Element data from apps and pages
↓↓↓

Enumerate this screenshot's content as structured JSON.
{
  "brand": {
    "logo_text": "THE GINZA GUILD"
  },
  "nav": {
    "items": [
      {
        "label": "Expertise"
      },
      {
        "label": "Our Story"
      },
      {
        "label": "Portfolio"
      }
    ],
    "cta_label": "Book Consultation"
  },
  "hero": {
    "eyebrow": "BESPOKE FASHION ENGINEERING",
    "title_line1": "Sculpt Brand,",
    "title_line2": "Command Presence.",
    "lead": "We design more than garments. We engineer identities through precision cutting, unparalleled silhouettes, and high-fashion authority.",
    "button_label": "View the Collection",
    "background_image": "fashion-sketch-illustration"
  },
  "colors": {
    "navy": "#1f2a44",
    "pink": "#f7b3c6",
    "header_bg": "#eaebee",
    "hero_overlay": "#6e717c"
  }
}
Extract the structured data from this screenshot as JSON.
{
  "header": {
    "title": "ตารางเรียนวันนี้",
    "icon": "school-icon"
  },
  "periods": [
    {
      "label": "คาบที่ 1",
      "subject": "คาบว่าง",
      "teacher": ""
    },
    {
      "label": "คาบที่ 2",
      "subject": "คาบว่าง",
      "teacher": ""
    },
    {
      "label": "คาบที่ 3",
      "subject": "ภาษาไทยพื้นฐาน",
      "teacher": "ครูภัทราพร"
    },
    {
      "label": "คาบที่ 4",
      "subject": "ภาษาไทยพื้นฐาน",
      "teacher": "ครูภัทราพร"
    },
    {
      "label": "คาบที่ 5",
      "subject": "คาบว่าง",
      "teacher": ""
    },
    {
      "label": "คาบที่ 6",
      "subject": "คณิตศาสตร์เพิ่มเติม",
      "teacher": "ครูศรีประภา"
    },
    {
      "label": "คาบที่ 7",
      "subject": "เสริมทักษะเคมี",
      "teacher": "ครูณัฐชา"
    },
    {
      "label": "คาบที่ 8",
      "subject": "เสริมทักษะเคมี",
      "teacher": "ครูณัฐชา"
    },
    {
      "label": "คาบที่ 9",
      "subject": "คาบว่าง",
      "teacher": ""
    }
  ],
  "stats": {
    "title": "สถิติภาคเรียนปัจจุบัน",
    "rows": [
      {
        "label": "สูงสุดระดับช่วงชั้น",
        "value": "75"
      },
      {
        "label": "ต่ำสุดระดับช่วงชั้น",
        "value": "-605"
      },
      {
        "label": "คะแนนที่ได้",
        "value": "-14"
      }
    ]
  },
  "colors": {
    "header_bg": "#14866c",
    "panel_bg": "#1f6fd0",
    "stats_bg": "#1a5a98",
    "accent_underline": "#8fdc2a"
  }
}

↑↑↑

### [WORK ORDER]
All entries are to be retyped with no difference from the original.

### [ANSWER TO THIS TASK]
Enumerate this screenshot's content as structured JSON.
{
  "brand": {
    "logo_text": "THE GINZA GUILD"
  },
  "nav": {
    "items": [
      {
        "label": "Expertise"
      },
      {
        "label": "Our Story"
      },
      {
        "label": "Portfolio"
      }
    ],
    "cta_label": "Book Consultation"
  },
  "hero": {
    "eyebrow": "BESPOKE FASHION ENGINEERING",
    "title_line1": "Sculpt Brand,",
    "title_line2": "Command Presence.",
    "lead": "We design more than garments. We engineer identities through precision cutting, unparalleled silhouettes, and high-fashion authority.",
    "button_label": "View the Collection",
    "background_image": "fashion-sketch-illustration"
  },
  "colors": {
    "navy": "#1f2a44",
    "pink": "#f7b3c6",
    "header_bg": "#eaebee",
    "hero_overlay": "#6e717c"
  }
}
Extract the structured data from this screenshot as JSON.
{
  "header": {
    "title": "ตารางเรียนวันนี้",
    "icon": "school-icon"
  },
  "periods": [
    {
      "label": "คาบที่ 1",
      "subject": "คาบว่าง",
      "teacher": ""
    },
    {
      "label": "คาบที่ 2",
      "subject": "คาบว่าง",
      "teacher": ""
    },
    {
      "label": "คาบที่ 3",
      "subject": "ภาษาไทยพื้นฐาน",
      "teacher": "ครูภัทราพร"
    },
    {
      "label": "คาบที่ 4",
      "subject": "ภาษาไทยพื้นฐาน",
      "teacher": "ครูภัทราพร"
    },
    {
      "label": "คาบที่ 5",
      "subject": "คาบว่าง",
      "teacher": ""
    },
    {
      "label": "คาบที่ 6",
      "subject": "คณิตศาสตร์เพิ่มเติม",
      "teacher": "ครูศรีประภา"
    },
    {
      "label": "คาบที่ 7",
      "subject": "เสริมทักษะเคมี",
      "teacher": "ครูณัฐชา"
    },
    {
      "label": "คาบที่ 8",
      "subject": "เสริมทักษะเคมี",
      "teacher": "ครูณัฐชา"
    },
    {
      "label": "คาบที่ 9",
      "subject": "คาบว่าง",
      "teacher": ""
    }
  ],
  "stats": {
    "title": "สถิติภาคเรียนปัจจุบัน",
    "rows": [
      {
        "label": "สูงสุดระดับช่วงชั้น",
        "value": "75"
      },
      {
        "label": "ต่ำสุดระดับช่วงชั้น",
        "value": "-605"
      },
      {
        "label": "คะแนนที่ได้",
        "value": "-14"
      }
    ]
  },
  "colors": {
    "header_bg": "#14866c",
    "panel_bg": "#1f6fd0",
    "stats_bg": "#1a5a98",
    "accent_underline": "#8fdc2a"
  }
}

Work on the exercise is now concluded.